---------- DATA RECORDS

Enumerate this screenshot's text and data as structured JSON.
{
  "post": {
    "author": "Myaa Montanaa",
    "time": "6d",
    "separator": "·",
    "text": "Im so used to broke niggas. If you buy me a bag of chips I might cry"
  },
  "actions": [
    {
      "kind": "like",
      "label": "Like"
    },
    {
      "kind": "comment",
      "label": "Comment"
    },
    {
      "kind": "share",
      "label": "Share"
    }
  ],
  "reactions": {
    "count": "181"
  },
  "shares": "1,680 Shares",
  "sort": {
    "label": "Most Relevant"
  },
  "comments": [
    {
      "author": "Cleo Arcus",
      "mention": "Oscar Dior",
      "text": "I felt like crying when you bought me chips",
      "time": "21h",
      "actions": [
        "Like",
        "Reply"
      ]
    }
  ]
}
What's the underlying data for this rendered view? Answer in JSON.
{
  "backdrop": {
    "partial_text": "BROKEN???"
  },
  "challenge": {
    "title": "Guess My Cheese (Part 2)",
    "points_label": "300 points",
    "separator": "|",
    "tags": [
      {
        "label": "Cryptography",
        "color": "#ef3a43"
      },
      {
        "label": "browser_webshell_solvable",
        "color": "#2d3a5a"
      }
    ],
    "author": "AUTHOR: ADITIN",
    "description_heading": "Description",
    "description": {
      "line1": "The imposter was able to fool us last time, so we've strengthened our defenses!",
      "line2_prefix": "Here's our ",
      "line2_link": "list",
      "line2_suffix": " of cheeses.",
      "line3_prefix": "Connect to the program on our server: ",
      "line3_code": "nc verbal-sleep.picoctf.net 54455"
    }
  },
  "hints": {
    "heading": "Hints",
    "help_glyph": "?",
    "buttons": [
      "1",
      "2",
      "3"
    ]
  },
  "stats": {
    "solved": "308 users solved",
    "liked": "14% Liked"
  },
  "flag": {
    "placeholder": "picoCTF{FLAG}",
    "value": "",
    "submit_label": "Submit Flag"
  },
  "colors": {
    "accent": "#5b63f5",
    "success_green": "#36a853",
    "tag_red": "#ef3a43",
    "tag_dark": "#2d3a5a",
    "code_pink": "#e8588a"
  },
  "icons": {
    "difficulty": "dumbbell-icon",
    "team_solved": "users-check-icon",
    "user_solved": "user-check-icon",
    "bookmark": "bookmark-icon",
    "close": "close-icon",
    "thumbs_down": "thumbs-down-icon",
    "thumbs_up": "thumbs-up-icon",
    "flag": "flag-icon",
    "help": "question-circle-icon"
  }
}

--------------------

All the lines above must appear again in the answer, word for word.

Enumerate this screenshot's text and data as structured JSON.
{
  "post": {
    "author": "Myaa Montanaa",
    "time": "6d",
    "separator": "·",
    "text": "Im so used to broke niggas. If you buy me a bag of chips I might cry"
  },
  "actions": [
    {
      "kind": "like",
      "label": "Like"
    },
    {
      "kind": "comment",
      "label": "Comment"
    },
    {
      "kind": "share",
      "label": "Share"
    }
  ],
  "reactions": {
    "count": "181"
  },
  "shares": "1,680 Shares",
  "sort": {
    "label": "Most Relevant"
  },
  "comments": [
    {
      "author": "Cleo Arcus",
      "mention": "Oscar Dior",
      "text": "I felt like crying when you bought me chips",
      "time": "21h",
      "actions": [
        "Like",
        "Reply"
      ]
    }
  ]
}
What's the underlying data for this rendered view? Answer in JSON.
{
  "backdrop": {
    "partial_text": "BROKEN???"
  },
  "challenge": {
    "title": "Guess My Cheese (Part 2)",
    "points_label": "300 points",
    "separator": "|",
    "tags": [
      {
        "label": "Cryptography",
        "color": "#ef3a43"
      },
      {
        "label": "browser_webshell_solvable",
        "color": "#2d3a5a"
      }
    ],
    "author": "AUTHOR: ADITIN",
    "description_heading": "Description",
    "description": {
      "line1": "The imposter was able to fool us last time, so we've strengthened our defenses!",
      "line2_prefix": "Here's our ",
      "line2_link": "list",
      "line2_suffix": " of cheeses.",
      "line3_prefix": "Connect to the program on our server: ",
      "line3_code": "nc verbal-sleep.picoctf.net 54455"
    }
  },
  "hints": {
    "heading": "Hints",
    "help_glyph": "?",
    "buttons": [
      "1",
      "2",
      "3"
    ]
  },
  "stats": {
    "solved": "308 users solved",
    "liked": "14% Liked"
  },
  "flag": {
    "placeholder": "picoCTF{FLAG}",
    "value": "",
    "submit_label": "Submit Flag"
  },
  "colors": {
    "accent": "#5b63f5",
    "success_green": "#36a853",
    "tag_red": "#ef3a43",
    "tag_dark": "#2d3a5a",
    "code_pink": "#e8588a"
  },
  "icons": {
    "difficulty": "dumbbell-icon",
    "team_solved": "users-check-icon",
    "user_solved": "user-check-icon",
    "bookmark": "bookmark-icon",
    "close": "close-icon",
    "thumbs_down": "thumbs-down-icon",
    "thumbs_up": "thumbs-up-icon",
    "flag": "flag-icon",
    "help": "question-circle-icon"
  }
}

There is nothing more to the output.